Support for LAist comes from
Made of L.A.
Stay Connected

Share This


Garcetti: LA's Coronavirus Threat Level Is 'On The Border Of Going Red'

Support your source for local news!
The local news you read here every day is crafted for you, but right now, we need your help to keep it going. In these uncertain times, your support is even more important. Today, put a dollar value on the trustworthy reporting you rely on all year long. We can't hold those in power accountable and uplift voices from the community without your partnership. Thank you.

Since it was introduced at the start of the month, L.A.'s color-coded COVID-19 threat level has hovered at orange. That's stayed true even as efforts to reopen the economy have brought a corresponding increase in coronavirus cases.

Now, the city is in danger of tipping to red, the highest alert level, Mayor Eric Garcetti said tonight in his regular update on L.A.'s efforts to fight the pandemic.

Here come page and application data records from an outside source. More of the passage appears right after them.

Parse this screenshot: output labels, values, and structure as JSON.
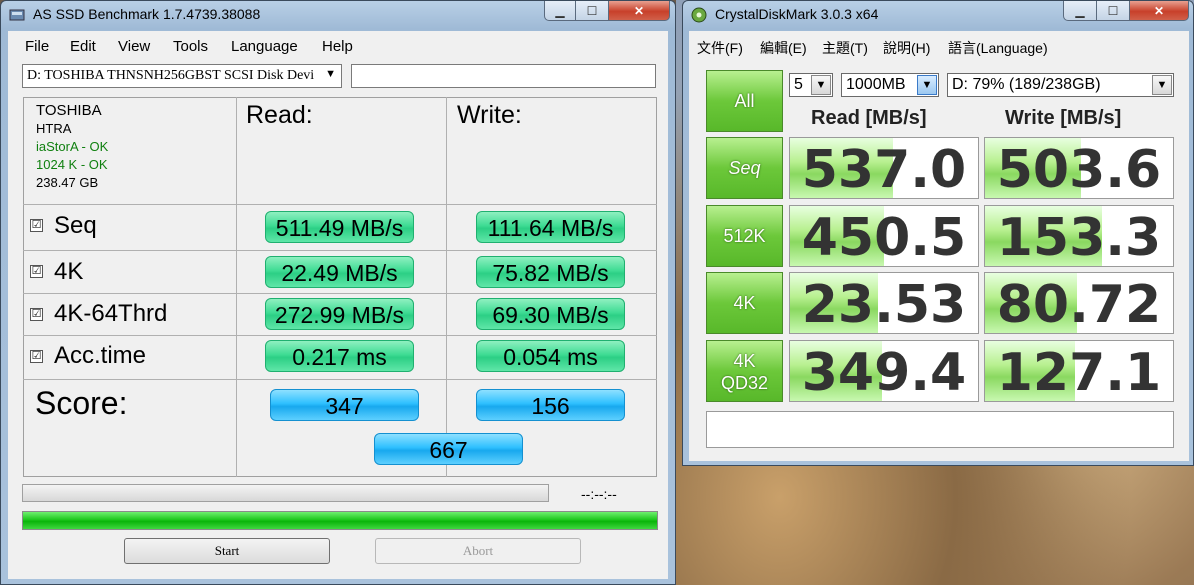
{
  "as_ssd": {
    "title": "AS SSD Benchmark 1.7.4739.38088",
    "menu": [
      "File",
      "Edit",
      "View",
      "Tools",
      "Language",
      "Help"
    ],
    "drive_select": "D: TOSHIBA THNSNH256GBST SCSI Disk Devi",
    "drive_info": {
      "vendor": "TOSHIBA",
      "firmware": "HTRA",
      "driver": "iaStorA - OK",
      "alignment": "1024 K - OK",
      "size": "238.47 GB"
    },
    "read_header": "Read:",
    "write_header": "Write:",
    "rows": [
      {
        "label": "Seq",
        "read": "511.49 MB/s",
        "write": "111.64 MB/s"
      },
      {
        "label": "4K",
        "read": "22.49 MB/s",
        "write": "75.82 MB/s"
      },
      {
        "label": "4K-64Thrd",
        "read": "272.99 MB/s",
        "write": "69.30 MB/s"
      },
      {
        "label": "Acc.time",
        "read": "0.217 ms",
        "write": "0.054 ms"
      }
    ],
    "score_label": "Score:",
    "score_read": "347",
    "score_write": "156",
    "score_total": "667",
    "time_display": "--:--:--",
    "progress_fraction": 1.0,
    "start_label": "Start",
    "abort_label": "Abort",
    "check_glyph": "☑"
  },
  "cdm": {
    "title": "CrystalDiskMark 3.0.3 x64",
    "menu": [
      "文件(F)",
      "編輯(E)",
      "主題(T)",
      "說明(H)",
      "語言(Language)"
    ],
    "all_label": "All",
    "count_select": "5",
    "size_select": "1000MB",
    "drive_select": "D: 79% (189/238GB)",
    "read_header": "Read [MB/s]",
    "write_header": "Write [MB/s]",
    "rows": [
      {
        "label": "Seq",
        "label2": "",
        "read": "537.0",
        "write": "503.6",
        "read_fill": 0.55,
        "write_fill": 0.51
      },
      {
        "label": "512K",
        "label2": "",
        "read": "450.5",
        "write": "153.3",
        "read_fill": 0.5,
        "write_fill": 0.62
      },
      {
        "label": "4K",
        "label2": "",
        "read": "23.53",
        "write": "80.72",
        "read_fill": 0.47,
        "write_fill": 0.49
      },
      {
        "label": "4K",
        "label2": "QD32",
        "read": "349.4",
        "write": "127.1",
        "read_fill": 0.49,
        "write_fill": 0.48
      }
    ],
    "comment": ""
  }
}
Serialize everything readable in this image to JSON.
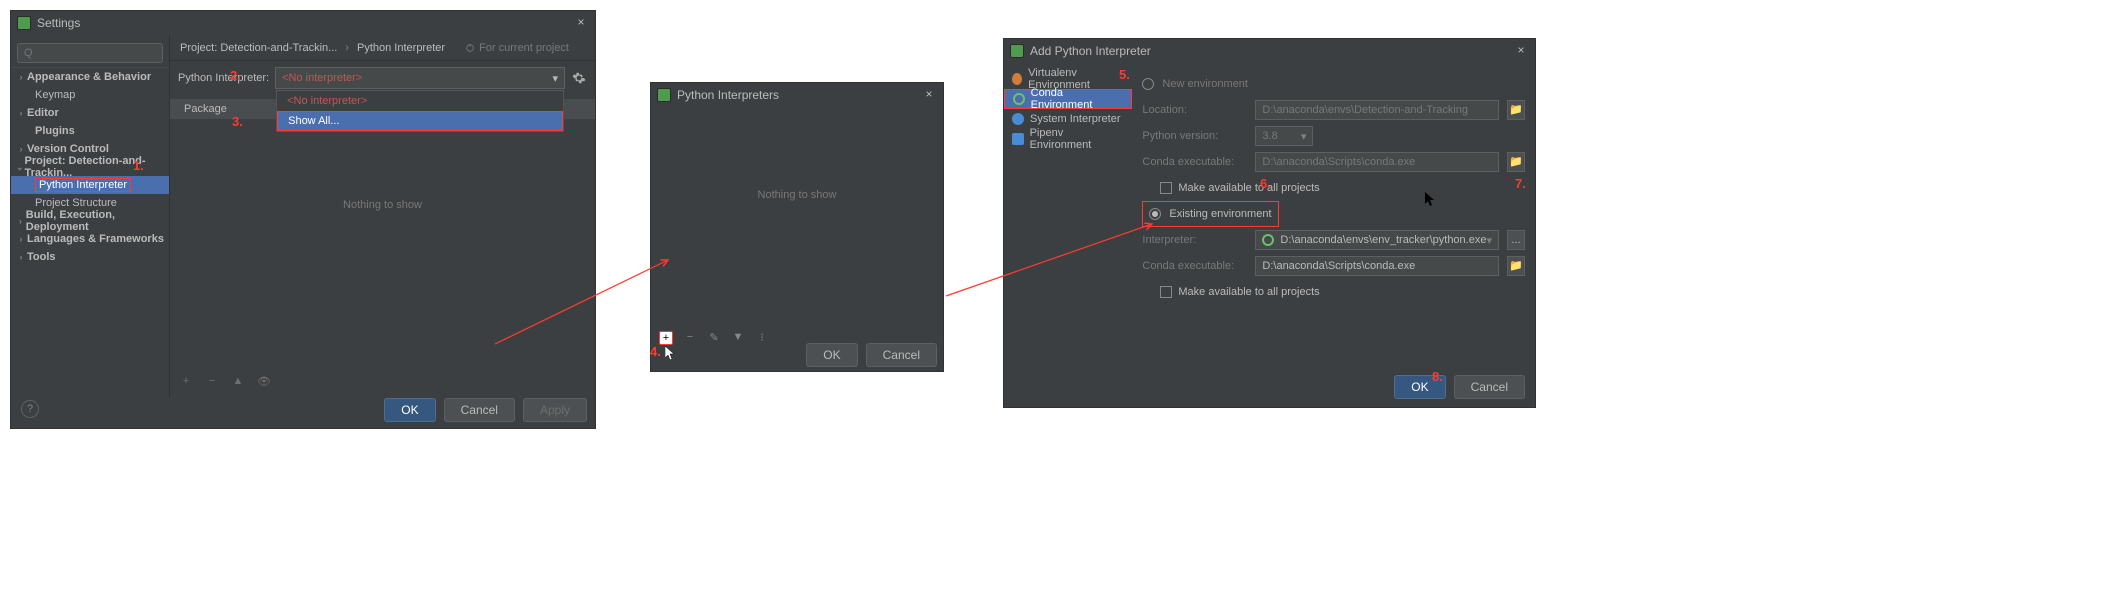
{
  "colors": {
    "accent_red": "#ff3b30",
    "primary_btn": "#365880",
    "selection": "#4b6eaf"
  },
  "annotations": {
    "n1": "1.",
    "n2": "2.",
    "n3": "3.",
    "n4": "4.",
    "n5": "5.",
    "n6": "6.",
    "n7": "7.",
    "n8": "8."
  },
  "dialog1": {
    "title": "Settings",
    "search_placeholder": "Q",
    "tree": {
      "appearance": "Appearance & Behavior",
      "keymap": "Keymap",
      "editor": "Editor",
      "plugins": "Plugins",
      "vcs": "Version Control",
      "project": "Project: Detection-and-Trackin...",
      "python_interp": "Python Interpreter",
      "project_struct": "Project Structure",
      "build": "Build, Execution, Deployment",
      "lang_fw": "Languages & Frameworks",
      "tools": "Tools"
    },
    "crumbs": {
      "a": "Project: Detection-and-Trackin...",
      "b": "Python Interpreter",
      "hint": "For current project"
    },
    "interpreter_label": "Python Interpreter:",
    "interpreter_value": "<No interpreter>",
    "dropdown": {
      "no_interp": "<No interpreter>",
      "show_all": "Show All..."
    },
    "pkg_header": "Package",
    "pkg_empty": "Nothing to show",
    "buttons": {
      "ok": "OK",
      "cancel": "Cancel",
      "apply": "Apply"
    }
  },
  "dialog2": {
    "title": "Python Interpreters",
    "empty": "Nothing to show",
    "buttons": {
      "ok": "OK",
      "cancel": "Cancel"
    }
  },
  "dialog3": {
    "title": "Add Python Interpreter",
    "side": {
      "venv": "Virtualenv Environment",
      "conda": "Conda Environment",
      "sys": "System Interpreter",
      "pipenv": "Pipenv Environment"
    },
    "form": {
      "new_env": "New environment",
      "location_label": "Location:",
      "location_value": "D:\\anaconda\\envs\\Detection-and-Tracking",
      "pyver_label": "Python version:",
      "pyver_value": "3.8",
      "conda_exe_label": "Conda executable:",
      "conda_exe_value": "D:\\anaconda\\Scripts\\conda.exe",
      "make_avail": "Make available to all projects",
      "existing_env": "Existing environment",
      "interp_label": "Interpreter:",
      "interp_value": "D:\\anaconda\\envs\\env_tracker\\python.exe",
      "conda_exe2_value": "D:\\anaconda\\Scripts\\conda.exe"
    },
    "buttons": {
      "ok": "OK",
      "cancel": "Cancel"
    }
  }
}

If that were to happen, Garcetti said, we would return to the restrictions of his original "Safer at Home" order instead of the more relaxed guidelines of his "Safer L.A." And he made this point about the volume of cases here in the nation's most populous county:

Support for LAist comes from
"If we were an independent country, Los Angeles County would have the 20th most cases in the world. Put differently, we have more cases in Los Angeles County than all of Canada."

Garcetti said gathering with people outside of your household right now is "selfish, but it's also dangerous." He called on residents to "do the right thing as we did in those first few months."

"Do not host a party, do not attend a gathering, don't treat this like a normal summer break," he said. "This virus is not taking the summer off and we can't afford to either."

The mayor called Gov. Gavin Newsom's decision to again shutter businesses like gyms, churches and salons for all "watchlist" counties the "right approach." In Southern California, those counties include Los Angeles, Orange, Riverside, and San Bernardino. Garcetti praised the regional approach, noting that it can be difficult to prevent the spread of the virus if people can easily cross the street or a city boundary and "engage in risky activities."

There were some positive trends in the mayor's report. The city has reduced the number of deaths in senior nursing facilities by 80% since May. And outside of nursing facilities, the proportion of deaths among African Americans was now lower than their share of the population.

But at the same time, the share of Latinos dying of COVID-19 has continued to soar, Garcetti said.


L.A. now has more people in the hospital because of COVID-19 than at any previous time during this pandemic.

Across the county, currently there are 766 available beds, 141 of which are for intensive care.

The county also has a "strong ventilator capacity" of 1,128, he said.

But to put these numbers in perspective, the number of ICU patients has risen significantly in just a few weeks, from just under 400 to 565 a month ago and again to the new high.

Support for LAist comes from


The city will be offering more than 100,000 tests, this week, a 25% increase in capacity from last week, Garcetti said.

All tests are booked for tomorrow, but appointments for Wednesday will be made available online tonight.

After initially inviting everyone to get a test, Garcetti noted that tests at this time are limited to those who are showing symptoms or who think they may have been exposed, along with essential workers who operate in high-risk environments.

To help reach those who may not be able to make an appointment or reach a testing site, the city is continuing to use mobile testing teams. Garcetti said it was just such a team that helped respond to the outbreak that forced Dov Charney's L.A. Apparel factory to close.

More than 1,100 community members in the area got tested in two days, the mayor said.


Our news is free on LAist. To make sure you get our coverage: Sign up for our daily coronavirus newsletter. To support our nonprofit public service journalism: Donate now.

Most Read